*Data records*
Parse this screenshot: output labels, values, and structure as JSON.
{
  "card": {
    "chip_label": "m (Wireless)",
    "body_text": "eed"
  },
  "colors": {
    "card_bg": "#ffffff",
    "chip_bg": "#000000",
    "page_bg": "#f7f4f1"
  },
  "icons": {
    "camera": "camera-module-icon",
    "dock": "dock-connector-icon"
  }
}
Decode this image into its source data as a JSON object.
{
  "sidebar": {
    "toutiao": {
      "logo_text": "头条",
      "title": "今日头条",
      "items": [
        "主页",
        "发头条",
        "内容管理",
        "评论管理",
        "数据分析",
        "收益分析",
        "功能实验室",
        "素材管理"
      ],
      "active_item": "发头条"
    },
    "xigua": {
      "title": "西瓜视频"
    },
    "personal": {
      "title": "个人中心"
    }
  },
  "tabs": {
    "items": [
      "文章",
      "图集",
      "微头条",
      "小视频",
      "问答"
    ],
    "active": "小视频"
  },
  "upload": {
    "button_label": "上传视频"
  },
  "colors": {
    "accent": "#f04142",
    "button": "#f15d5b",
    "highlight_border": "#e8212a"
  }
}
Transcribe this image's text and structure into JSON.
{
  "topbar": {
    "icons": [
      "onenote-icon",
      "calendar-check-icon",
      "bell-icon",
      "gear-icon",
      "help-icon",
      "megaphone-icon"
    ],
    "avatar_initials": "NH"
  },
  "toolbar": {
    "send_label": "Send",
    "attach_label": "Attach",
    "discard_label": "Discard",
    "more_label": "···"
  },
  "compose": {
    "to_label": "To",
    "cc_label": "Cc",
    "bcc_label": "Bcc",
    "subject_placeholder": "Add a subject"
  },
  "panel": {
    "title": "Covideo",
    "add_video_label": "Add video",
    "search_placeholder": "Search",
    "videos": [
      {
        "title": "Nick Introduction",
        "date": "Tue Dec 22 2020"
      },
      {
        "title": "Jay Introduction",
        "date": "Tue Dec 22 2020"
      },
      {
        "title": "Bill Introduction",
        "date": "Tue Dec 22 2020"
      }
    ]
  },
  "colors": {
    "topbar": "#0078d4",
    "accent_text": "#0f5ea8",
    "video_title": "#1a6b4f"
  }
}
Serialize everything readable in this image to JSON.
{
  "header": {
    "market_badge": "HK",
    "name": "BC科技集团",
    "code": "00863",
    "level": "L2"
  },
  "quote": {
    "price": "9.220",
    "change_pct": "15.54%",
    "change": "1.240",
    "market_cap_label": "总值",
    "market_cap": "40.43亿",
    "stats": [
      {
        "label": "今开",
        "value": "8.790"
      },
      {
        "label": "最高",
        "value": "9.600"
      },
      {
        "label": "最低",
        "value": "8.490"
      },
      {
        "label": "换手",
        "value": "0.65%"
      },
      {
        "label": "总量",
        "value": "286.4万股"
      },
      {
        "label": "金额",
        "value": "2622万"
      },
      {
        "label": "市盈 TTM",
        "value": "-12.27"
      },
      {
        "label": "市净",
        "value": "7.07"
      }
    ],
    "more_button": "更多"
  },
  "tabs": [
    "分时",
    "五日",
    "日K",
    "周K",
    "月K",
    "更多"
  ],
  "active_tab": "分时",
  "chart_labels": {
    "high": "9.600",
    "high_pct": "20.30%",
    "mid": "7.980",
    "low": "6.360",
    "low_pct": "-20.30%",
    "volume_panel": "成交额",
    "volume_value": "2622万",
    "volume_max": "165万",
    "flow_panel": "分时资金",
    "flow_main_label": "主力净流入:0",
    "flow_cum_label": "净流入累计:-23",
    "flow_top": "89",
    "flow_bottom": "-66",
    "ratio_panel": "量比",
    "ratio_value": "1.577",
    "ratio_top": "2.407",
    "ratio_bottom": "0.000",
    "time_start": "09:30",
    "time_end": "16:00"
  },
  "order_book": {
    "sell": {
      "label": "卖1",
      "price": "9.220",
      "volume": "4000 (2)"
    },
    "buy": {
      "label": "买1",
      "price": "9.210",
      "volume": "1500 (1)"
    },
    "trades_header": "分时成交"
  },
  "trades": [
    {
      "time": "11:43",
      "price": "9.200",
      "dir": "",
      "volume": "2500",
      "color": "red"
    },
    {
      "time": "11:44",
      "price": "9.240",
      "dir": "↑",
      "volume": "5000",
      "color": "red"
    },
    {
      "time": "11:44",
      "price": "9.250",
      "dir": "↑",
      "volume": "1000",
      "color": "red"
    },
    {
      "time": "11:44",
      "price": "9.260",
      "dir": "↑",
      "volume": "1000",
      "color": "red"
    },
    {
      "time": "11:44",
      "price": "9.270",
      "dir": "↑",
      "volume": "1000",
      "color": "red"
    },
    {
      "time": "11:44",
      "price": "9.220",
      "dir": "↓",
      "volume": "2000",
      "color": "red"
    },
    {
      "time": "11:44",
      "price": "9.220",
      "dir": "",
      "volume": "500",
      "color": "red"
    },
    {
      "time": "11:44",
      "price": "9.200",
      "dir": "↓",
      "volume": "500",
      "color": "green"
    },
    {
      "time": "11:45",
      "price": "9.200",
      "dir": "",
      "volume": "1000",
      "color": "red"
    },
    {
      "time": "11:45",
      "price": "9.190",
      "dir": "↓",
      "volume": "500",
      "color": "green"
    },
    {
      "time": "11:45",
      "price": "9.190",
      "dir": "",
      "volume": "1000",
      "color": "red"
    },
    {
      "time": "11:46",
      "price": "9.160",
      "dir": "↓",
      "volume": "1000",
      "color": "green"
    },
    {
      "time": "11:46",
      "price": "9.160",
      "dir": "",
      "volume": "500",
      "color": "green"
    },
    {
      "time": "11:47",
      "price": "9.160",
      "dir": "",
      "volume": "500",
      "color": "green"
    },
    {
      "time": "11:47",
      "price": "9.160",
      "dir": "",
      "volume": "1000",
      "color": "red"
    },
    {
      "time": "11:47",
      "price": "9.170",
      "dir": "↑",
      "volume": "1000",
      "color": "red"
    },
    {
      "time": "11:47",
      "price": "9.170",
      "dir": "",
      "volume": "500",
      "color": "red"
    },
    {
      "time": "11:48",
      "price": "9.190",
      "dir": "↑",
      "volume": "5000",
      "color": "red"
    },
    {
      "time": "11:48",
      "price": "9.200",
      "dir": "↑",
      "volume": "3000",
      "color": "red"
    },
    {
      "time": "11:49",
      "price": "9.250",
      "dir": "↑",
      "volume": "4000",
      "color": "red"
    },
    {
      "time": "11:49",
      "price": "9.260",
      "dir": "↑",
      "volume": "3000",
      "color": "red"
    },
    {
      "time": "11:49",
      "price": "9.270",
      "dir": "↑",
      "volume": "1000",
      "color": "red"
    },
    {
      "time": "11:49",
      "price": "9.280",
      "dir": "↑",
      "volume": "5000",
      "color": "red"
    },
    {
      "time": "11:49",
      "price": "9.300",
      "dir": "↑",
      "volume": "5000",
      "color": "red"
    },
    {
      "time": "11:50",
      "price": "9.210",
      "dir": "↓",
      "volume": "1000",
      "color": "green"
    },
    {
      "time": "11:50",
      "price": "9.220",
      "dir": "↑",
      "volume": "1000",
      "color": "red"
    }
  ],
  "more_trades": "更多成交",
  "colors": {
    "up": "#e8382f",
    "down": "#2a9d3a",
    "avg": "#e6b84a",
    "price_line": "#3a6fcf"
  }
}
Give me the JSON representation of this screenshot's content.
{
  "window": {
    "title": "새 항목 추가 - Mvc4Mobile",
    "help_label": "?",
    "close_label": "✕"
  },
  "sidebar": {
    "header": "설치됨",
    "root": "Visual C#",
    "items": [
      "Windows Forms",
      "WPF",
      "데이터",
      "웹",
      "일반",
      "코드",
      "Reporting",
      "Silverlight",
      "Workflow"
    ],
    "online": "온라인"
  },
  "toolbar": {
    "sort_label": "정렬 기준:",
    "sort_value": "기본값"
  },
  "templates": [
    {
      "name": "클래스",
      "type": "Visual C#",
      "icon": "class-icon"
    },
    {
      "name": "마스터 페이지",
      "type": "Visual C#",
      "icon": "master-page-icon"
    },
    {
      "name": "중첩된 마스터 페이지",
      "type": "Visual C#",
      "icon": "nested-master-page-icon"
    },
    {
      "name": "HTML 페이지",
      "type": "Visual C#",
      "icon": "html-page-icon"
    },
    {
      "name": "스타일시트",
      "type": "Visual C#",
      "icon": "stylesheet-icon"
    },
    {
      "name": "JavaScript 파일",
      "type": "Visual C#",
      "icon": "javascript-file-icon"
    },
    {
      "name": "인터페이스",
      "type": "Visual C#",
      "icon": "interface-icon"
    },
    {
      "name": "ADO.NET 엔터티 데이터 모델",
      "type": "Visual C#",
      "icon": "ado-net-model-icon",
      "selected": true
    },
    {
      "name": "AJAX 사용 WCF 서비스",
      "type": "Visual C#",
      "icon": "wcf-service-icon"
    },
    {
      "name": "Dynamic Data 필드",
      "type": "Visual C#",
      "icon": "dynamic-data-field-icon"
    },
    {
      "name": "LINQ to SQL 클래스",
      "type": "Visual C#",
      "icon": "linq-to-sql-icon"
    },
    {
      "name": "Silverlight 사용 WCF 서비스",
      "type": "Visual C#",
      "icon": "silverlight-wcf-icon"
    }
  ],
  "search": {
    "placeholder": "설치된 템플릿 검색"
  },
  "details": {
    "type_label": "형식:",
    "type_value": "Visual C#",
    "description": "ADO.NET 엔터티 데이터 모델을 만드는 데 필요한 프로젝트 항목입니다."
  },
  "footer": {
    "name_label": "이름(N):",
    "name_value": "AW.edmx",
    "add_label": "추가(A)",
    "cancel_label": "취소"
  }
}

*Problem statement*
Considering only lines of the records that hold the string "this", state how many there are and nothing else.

*Reply to the exercise*
5